We’re snug as bugs in a rug with our wood stove, extra insulation, insulated window shutters; not much sunshine during the day however. Also, I have been slow food cooking my way through these snow daze. . . fry bread (3 cups water, 1 tablespoon yeast, 1 tablespoon salt, 1 tablespoon vinegar, 6-1/2 cups flour, combine well, let sit overnight, fry in 375 degree F oil the next day, serve with gravy or honey). Myself, with blood sugar issues these days, could only nibble on one without any honey. But it was good. For me I invented a low carb substitute for hush puppies, made with flax meal (3/4 cup), 3/4 teaspoon baking powder, 1 teaspoon each crushed red pepper, garlic salt, onion powder), 2 eggs. Mix well, form into small balls, deep fry in hot oil about 3 minutes until done. They are good hot, and they are good cold the next day broken in half with some peanut butter.
Let’s see, there was a slow simmered turkey cream soup made from holiday leftovers frozen for eating later (later arrived!), and a brisket from Geoff Colpitts, sausage from Ressler Farms, bacon from Colpitts, all via the Oklahoma Food Cooperative. Tomorrow there is ground beef from Semkin Longhorns, grassfed and as tasty as can be, also eggs and bacon for breakfast. So we are not in danger of starvation, and are grateful to God for that, also our warm house. There are many out there who are homeless and hungry in the midst of all this, and then of course we must think a
bout our farmers and ranchers who must be out and about caring for their flocks and herds even in this weather.

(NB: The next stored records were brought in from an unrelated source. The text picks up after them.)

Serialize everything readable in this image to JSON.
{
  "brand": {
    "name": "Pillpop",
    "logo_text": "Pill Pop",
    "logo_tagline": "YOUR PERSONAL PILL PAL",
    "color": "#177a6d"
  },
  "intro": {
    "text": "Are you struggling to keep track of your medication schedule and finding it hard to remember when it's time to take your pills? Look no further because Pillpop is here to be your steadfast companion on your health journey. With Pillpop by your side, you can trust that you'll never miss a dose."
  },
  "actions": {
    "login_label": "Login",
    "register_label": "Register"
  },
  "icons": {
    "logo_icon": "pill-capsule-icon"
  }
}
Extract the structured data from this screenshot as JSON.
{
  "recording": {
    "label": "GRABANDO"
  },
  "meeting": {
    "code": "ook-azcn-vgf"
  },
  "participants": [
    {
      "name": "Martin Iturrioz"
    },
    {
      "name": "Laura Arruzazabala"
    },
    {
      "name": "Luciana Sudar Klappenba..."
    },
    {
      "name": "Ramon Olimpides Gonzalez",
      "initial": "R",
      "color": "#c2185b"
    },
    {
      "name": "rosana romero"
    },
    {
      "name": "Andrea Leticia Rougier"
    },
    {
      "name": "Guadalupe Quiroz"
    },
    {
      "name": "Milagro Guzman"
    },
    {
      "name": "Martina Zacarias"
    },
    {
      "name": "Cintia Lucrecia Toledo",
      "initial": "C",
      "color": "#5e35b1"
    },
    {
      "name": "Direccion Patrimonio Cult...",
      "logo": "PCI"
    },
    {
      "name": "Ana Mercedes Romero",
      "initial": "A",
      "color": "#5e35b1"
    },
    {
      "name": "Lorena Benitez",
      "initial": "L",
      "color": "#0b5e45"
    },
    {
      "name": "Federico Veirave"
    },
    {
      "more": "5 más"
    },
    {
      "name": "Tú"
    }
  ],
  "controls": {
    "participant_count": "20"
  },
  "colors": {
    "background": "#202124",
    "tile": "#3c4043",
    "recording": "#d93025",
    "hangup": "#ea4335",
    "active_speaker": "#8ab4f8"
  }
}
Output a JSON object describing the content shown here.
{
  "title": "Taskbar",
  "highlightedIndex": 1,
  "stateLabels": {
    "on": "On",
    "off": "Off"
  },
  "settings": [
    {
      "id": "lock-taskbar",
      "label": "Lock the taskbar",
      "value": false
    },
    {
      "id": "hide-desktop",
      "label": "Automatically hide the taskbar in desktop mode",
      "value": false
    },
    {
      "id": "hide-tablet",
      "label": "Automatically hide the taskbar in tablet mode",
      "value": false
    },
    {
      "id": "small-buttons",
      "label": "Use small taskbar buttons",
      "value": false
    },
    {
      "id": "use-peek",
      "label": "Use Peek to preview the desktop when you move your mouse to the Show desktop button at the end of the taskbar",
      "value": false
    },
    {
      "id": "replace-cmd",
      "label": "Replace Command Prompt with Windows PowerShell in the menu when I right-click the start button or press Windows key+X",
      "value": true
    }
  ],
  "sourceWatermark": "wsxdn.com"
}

Tomorrow will also probably see a bit of publishing activity here as I have been making notes for blog posts as I have been out and about in cyberspace seeing what folks are talking about. Also, to prepare for my upcoming hearing regarding my landscape at the code enforcement department I need to read the relevant codes.
One thing cold weather is really good for is finding air leaks. Every year we have to touch up on the caulk and foam, since nothing ever stays where you leave it, and that’s true for houses too. I found a doozy of an air leak by the back door last night, filled it with caulk this afternoon.
So it goes, as we maneuver our way through climate instability and peak oil.